::: RECORDS SUPPLIED :::
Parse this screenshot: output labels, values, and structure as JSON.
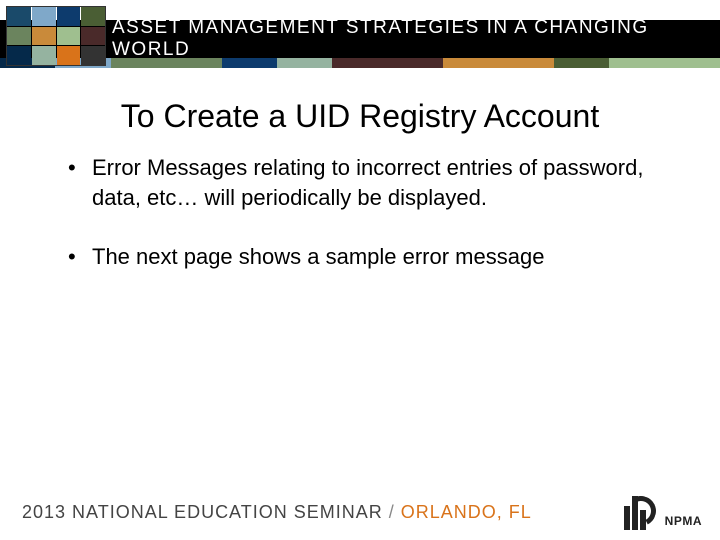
{
  "header": {
    "title": "ASSET MANAGEMENT STRATEGIES IN A CHANGING WORLD"
  },
  "slide": {
    "title": "To Create a UID Registry Account",
    "bullets": [
      "Error Messages relating to incorrect entries of password, data, etc… will periodically be displayed.",
      "The next page shows a sample error message"
    ]
  },
  "footer": {
    "line1": "2013 NATIONAL EDUCATION SEMINAR",
    "sep": "/",
    "location": "ORLANDO, FL",
    "logo_text": "NPMA"
  },
  "thumb_colors": [
    "#1a4a6a",
    "#7fa8c9",
    "#0d3b6d",
    "#4a5e34",
    "#6b845e",
    "#c98a3a",
    "#9fbf8f",
    "#4a2a2a",
    "#05294a",
    "#95b3a0",
    "#d9731a",
    "#333"
  ]
}
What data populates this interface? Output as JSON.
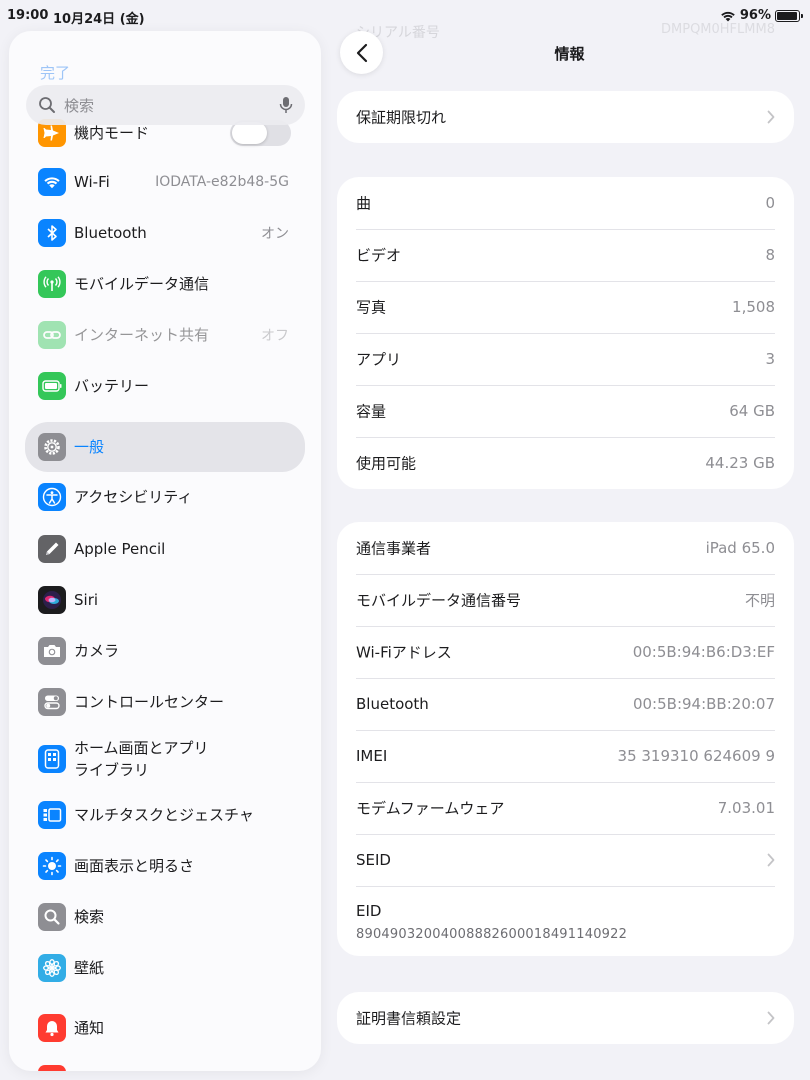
{
  "status": {
    "time": "19:00",
    "date": "10月24日 (金)",
    "battery": "96%",
    "battery_level": 0.96
  },
  "sidebar": {
    "done": "完了",
    "search_placeholder": "検索",
    "items": [
      {
        "label": "機内モード",
        "icon": "airplane-icon",
        "color": "#ff9500"
      },
      {
        "label": "Wi-Fi",
        "value": "IODATA-e82b48-5G",
        "icon": "wifi-icon",
        "color": "#0a84ff"
      },
      {
        "label": "Bluetooth",
        "value": "オン",
        "icon": "bluetooth-icon",
        "color": "#0a84ff"
      },
      {
        "label": "モバイルデータ通信",
        "icon": "antenna-icon",
        "color": "#34c759"
      },
      {
        "label": "インターネット共有",
        "value": "オフ",
        "icon": "chain-icon",
        "color": "#34c759"
      },
      {
        "label": "バッテリー",
        "icon": "battery-icon",
        "color": "#34c759"
      },
      {
        "label": "一般",
        "icon": "gear-icon",
        "color": "#8e8e93"
      },
      {
        "label": "アクセシビリティ",
        "icon": "accessibility-icon",
        "color": "#0a84ff"
      },
      {
        "label": "Apple Pencil",
        "icon": "pencil-icon",
        "color": "#636366"
      },
      {
        "label": "Siri",
        "icon": "siri-icon",
        "color": "#1c1c1e"
      },
      {
        "label": "カメラ",
        "icon": "camera-icon",
        "color": "#8e8e93"
      },
      {
        "label": "コントロールセンター",
        "icon": "switches-icon",
        "color": "#8e8e93"
      },
      {
        "label": "ホーム画面とアプリ",
        "label2": "ライブラリ",
        "icon": "home-screen-icon",
        "color": "#0a84ff"
      },
      {
        "label": "マルチタスクとジェスチャ",
        "icon": "multitask-icon",
        "color": "#0a84ff"
      },
      {
        "label": "画面表示と明るさ",
        "icon": "sun-icon",
        "color": "#0a84ff"
      },
      {
        "label": "検索",
        "icon": "search-icon",
        "color": "#8e8e93"
      },
      {
        "label": "壁紙",
        "icon": "flower-icon",
        "color": "#32ade6"
      },
      {
        "label": "通知",
        "icon": "bell-icon",
        "color": "#ff3b30"
      }
    ]
  },
  "main": {
    "title": "情報",
    "ghost_label": "シリアル番号",
    "ghost_value": "DMPQM0HFLMM8",
    "warranty": "保証期限切れ",
    "media": [
      {
        "label": "曲",
        "value": "0"
      },
      {
        "label": "ビデオ",
        "value": "8"
      },
      {
        "label": "写真",
        "value": "1,508"
      },
      {
        "label": "アプリ",
        "value": "3"
      },
      {
        "label": "容量",
        "value": "64 GB"
      },
      {
        "label": "使用可能",
        "value": "44.23 GB"
      }
    ],
    "network": [
      {
        "label": "通信事業者",
        "value": "iPad 65.0"
      },
      {
        "label": "モバイルデータ通信番号",
        "value": "不明"
      },
      {
        "label": "Wi-Fiアドレス",
        "value": "00:5B:94:B6:D3:EF"
      },
      {
        "label": "Bluetooth",
        "value": "00:5B:94:BB:20:07"
      },
      {
        "label": "IMEI",
        "value": "35 319310 624609 9"
      },
      {
        "label": "モデムファームウェア",
        "value": "7.03.01"
      },
      {
        "label": "SEID",
        "value": ""
      },
      {
        "label": "EID",
        "value": "89049032004008882600018491140922"
      }
    ],
    "cert": "証明書信頼設定"
  }
}
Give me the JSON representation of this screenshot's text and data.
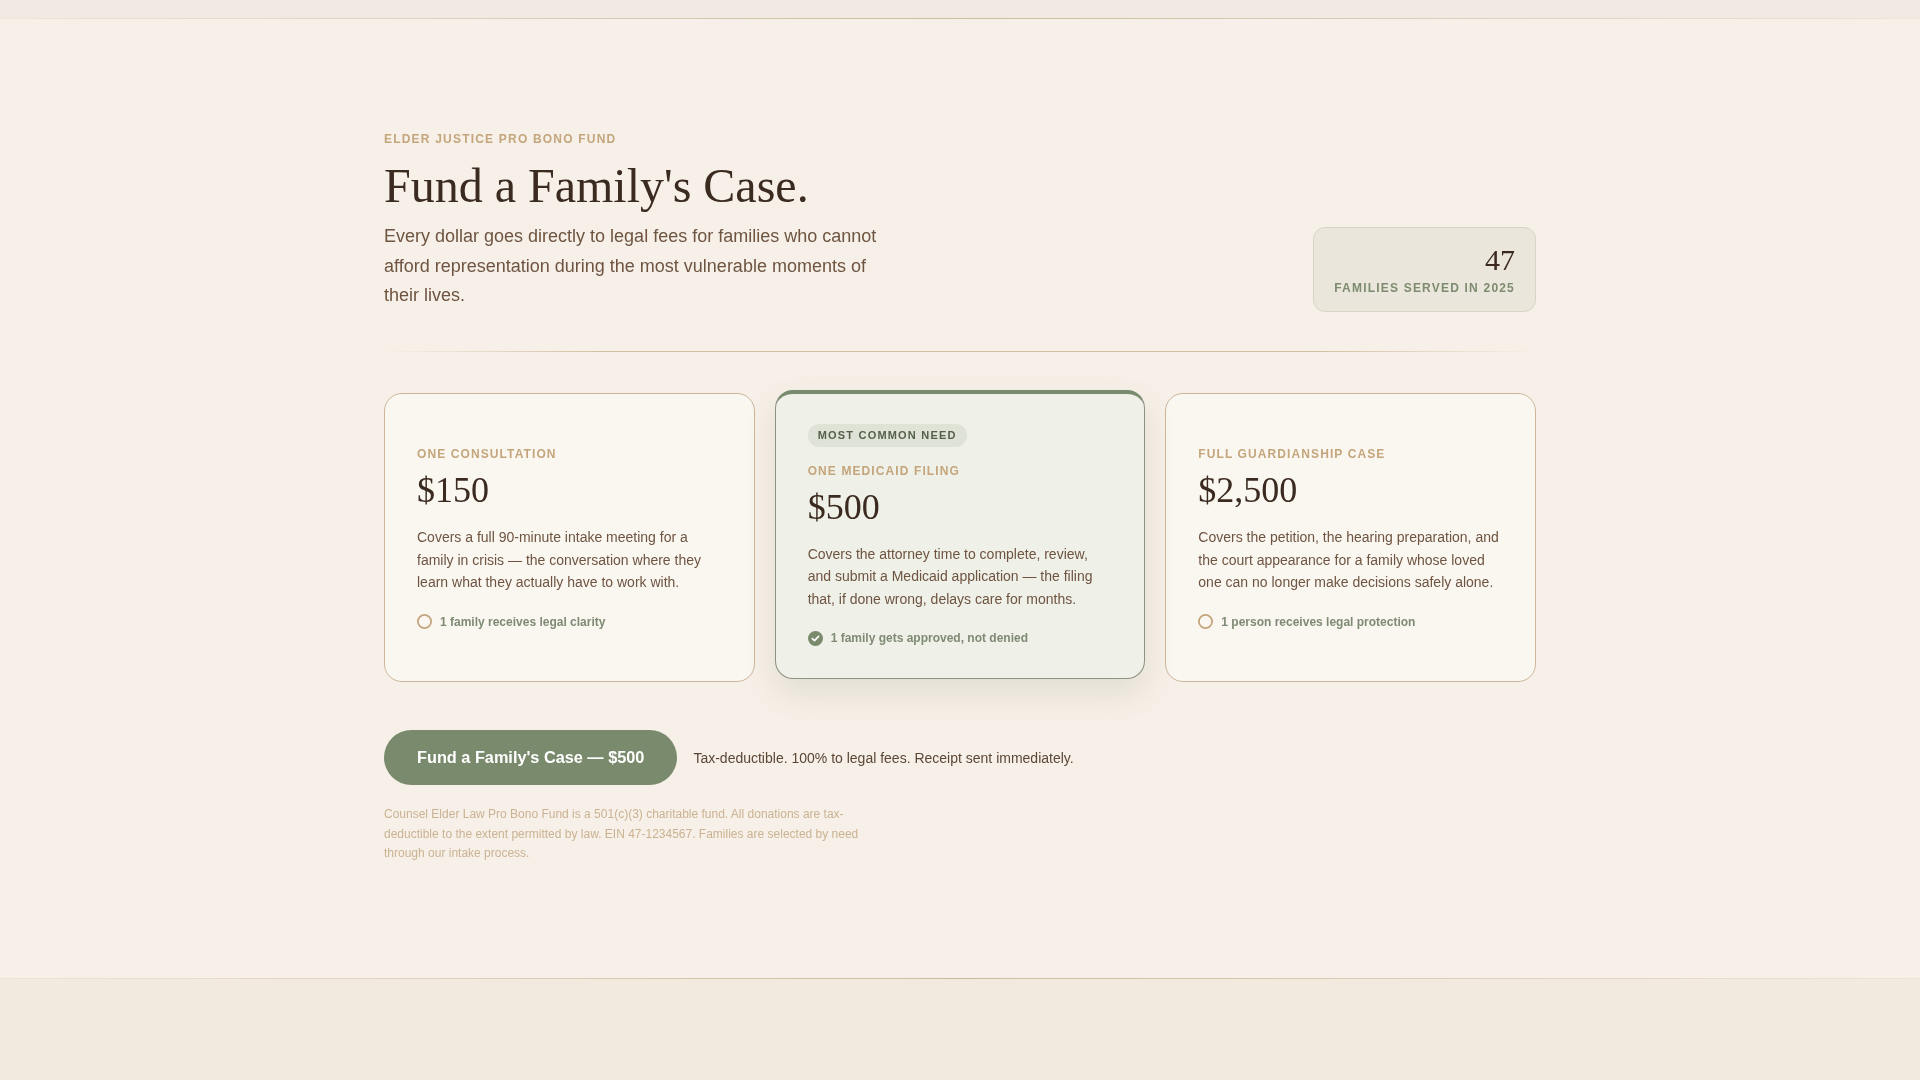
{
  "header": {
    "eyebrow": "ELDER JUSTICE PRO BONO FUND",
    "title": "Fund a Family's Case.",
    "intro": "Every dollar goes directly to legal fees for families who cannot afford representation during the most vulnerable moments of their lives."
  },
  "stat": {
    "value": "47",
    "label": "FAMILIES SERVED IN 2025"
  },
  "tiers": [
    {
      "label": "ONE CONSULTATION",
      "price": "$150",
      "description": "Covers a full 90-minute intake meeting for a family in crisis — the conversation where they learn what they actually have to work with.",
      "outcome": "1 family receives legal clarity",
      "selected": false
    },
    {
      "badge": "MOST COMMON NEED",
      "label": "ONE MEDICAID FILING",
      "price": "$500",
      "description": "Covers the attorney time to complete, review, and submit a Medicaid application — the filing that, if done wrong, delays care for months.",
      "outcome": "1 family gets approved, not denied",
      "selected": true
    },
    {
      "label": "FULL GUARDIANSHIP CASE",
      "price": "$2,500",
      "description": "Covers the petition, the hearing preparation, and the court appearance for a family whose loved one can no longer make decisions safely alone.",
      "outcome": "1 person receives legal protection",
      "selected": false
    }
  ],
  "cta": {
    "button": "Fund a Family's Case — $500",
    "note": "Tax-deductible. 100% to legal fees. Receipt sent immediately."
  },
  "disclaimer": "Counsel Elder Law Pro Bono Fund is a 501(c)(3) charitable fund. All donations are tax-deductible to the extent permitted by law. EIN 47-1234567. Families are selected by need through our intake process."
}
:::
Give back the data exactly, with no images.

**SOLUTION**
Parse this screenshot: output labels, values, and structure as JSON.
{
  "header": {
    "title": "ASSET MANAGEMENT STRATEGIES IN A CHANGING WORLD"
  },
  "slide": {
    "title": "To Create a UID Registry Account",
    "bullets": [
      "Error Messages relating to incorrect entries of password, data, etc… will periodically be displayed.",
      "The next page shows a sample error message"
    ]
  },
  "footer": {
    "line1": "2013 NATIONAL EDUCATION SEMINAR",
    "sep": "/",
    "location": "ORLANDO, FL",
    "logo_text": "NPMA"
  },
  "thumb_colors": [
    "#1a4a6a",
    "#7fa8c9",
    "#0d3b6d",
    "#4a5e34",
    "#6b845e",
    "#c98a3a",
    "#9fbf8f",
    "#4a2a2a",
    "#05294a",
    "#95b3a0",
    "#d9731a",
    "#333"
  ]
}
What data populates this interface? Output as JSON.
{
  "status": {
    "time": "19:00",
    "date": "10月24日 (金)",
    "battery": "96%",
    "battery_level": 0.96
  },
  "sidebar": {
    "done": "完了",
    "search_placeholder": "検索",
    "items": [
      {
        "label": "機内モード",
        "icon": "airplane-icon",
        "color": "#ff9500"
      },
      {
        "label": "Wi-Fi",
        "value": "IODATA-e82b48-5G",
        "icon": "wifi-icon",
        "color": "#0a84ff"
      },
      {
        "label": "Bluetooth",
        "value": "オン",
        "icon": "bluetooth-icon",
        "color": "#0a84ff"
      },
      {
        "label": "モバイルデータ通信",
        "icon": "antenna-icon",
        "color": "#34c759"
      },
      {
        "label": "インターネット共有",
        "value": "オフ",
        "icon": "chain-icon",
        "color": "#34c759"
      },
      {
        "label": "バッテリー",
        "icon": "battery-icon",
        "color": "#34c759"
      },
      {
        "label": "一般",
        "icon": "gear-icon",
        "color": "#8e8e93"
      },
      {
        "label": "アクセシビリティ",
        "icon": "accessibility-icon",
        "color": "#0a84ff"
      },
      {
        "label": "Apple Pencil",
        "icon": "pencil-icon",
        "color": "#636366"
      },
      {
        "label": "Siri",
        "icon": "siri-icon",
        "color": "#1c1c1e"
      },
      {
        "label": "カメラ",
        "icon": "camera-icon",
        "color": "#8e8e93"
      },
      {
        "label": "コントロールセンター",
        "icon": "switches-icon",
        "color": "#8e8e93"
      },
      {
        "label": "ホーム画面とアプリ",
        "label2": "ライブラリ",
        "icon": "home-screen-icon",
        "color": "#0a84ff"
      },
      {
        "label": "マルチタスクとジェスチャ",
        "icon": "multitask-icon",
        "color": "#0a84ff"
      },
      {
        "label": "画面表示と明るさ",
        "icon": "sun-icon",
        "color": "#0a84ff"
      },
      {
        "label": "検索",
        "icon": "search-icon",
        "color": "#8e8e93"
      },
      {
        "label": "壁紙",
        "icon": "flower-icon",
        "color": "#32ade6"
      },
      {
        "label": "通知",
        "icon": "bell-icon",
        "color": "#ff3b30"
      }
    ]
  },
  "main": {
    "title": "情報",
    "ghost_label": "シリアル番号",
    "ghost_value": "DMPQM0HFLMM8",
    "warranty": "保証期限切れ",
    "media": [
      {
        "label": "曲",
        "value": "0"
      },
      {
        "label": "ビデオ",
        "value": "8"
      },
      {
        "label": "写真",
        "value": "1,508"
      },
      {
        "label": "アプリ",
        "value": "3"
      },
      {
        "label": "容量",
        "value": "64 GB"
      },
      {
        "label": "使用可能",
        "value": "44.23 GB"
      }
    ],
    "network": [
      {
        "label": "通信事業者",
        "value": "iPad 65.0"
      },
      {
        "label": "モバイルデータ通信番号",
        "value": "不明"
      },
      {
        "label": "Wi-Fiアドレス",
        "value": "00:5B:94:B6:D3:EF"
      },
      {
        "label": "Bluetooth",
        "value": "00:5B:94:BB:20:07"
      },
      {
        "label": "IMEI",
        "value": "35 319310 624609 9"
      },
      {
        "label": "モデムファームウェア",
        "value": "7.03.01"
      },
      {
        "label": "SEID",
        "value": ""
      },
      {
        "label": "EID",
        "value": "89049032004008882600018491140922"
      }
    ],
    "cert": "証明書信頼設定"
  }
}
Give me the JSON representation of this screenshot's text and data.
{
  "header": {
    "eyebrow": "ELDER JUSTICE PRO BONO FUND",
    "title": "Fund a Family's Case.",
    "intro": "Every dollar goes directly to legal fees for families who cannot afford representation during the most vulnerable moments of their lives."
  },
  "stat": {
    "value": "47",
    "label": "FAMILIES SERVED IN 2025"
  },
  "tiers": [
    {
      "label": "ONE CONSULTATION",
      "price": "$150",
      "description": "Covers a full 90-minute intake meeting for a family in crisis — the conversation where they learn what they actually have to work with.",
      "outcome": "1 family receives legal clarity",
      "selected": false
    },
    {
      "badge": "MOST COMMON NEED",
      "label": "ONE MEDICAID FILING",
      "price": "$500",
      "description": "Covers the attorney time to complete, review, and submit a Medicaid application — the filing that, if done wrong, delays care for months.",
      "outcome": "1 family gets approved, not denied",
      "selected": true
    },
    {
      "label": "FULL GUARDIANSHIP CASE",
      "price": "$2,500",
      "description": "Covers the petition, the hearing preparation, and the court appearance for a family whose loved one can no longer make decisions safely alone.",
      "outcome": "1 person receives legal protection",
      "selected": false
    }
  ],
  "cta": {
    "button": "Fund a Family's Case — $500",
    "note": "Tax-deductible. 100% to legal fees. Receipt sent immediately."
  },
  "disclaimer": "Counsel Elder Law Pro Bono Fund is a 501(c)(3) charitable fund. All donations are tax-deductible to the extent permitted by law. EIN 47-1234567. Families are selected by need through our intake process."
}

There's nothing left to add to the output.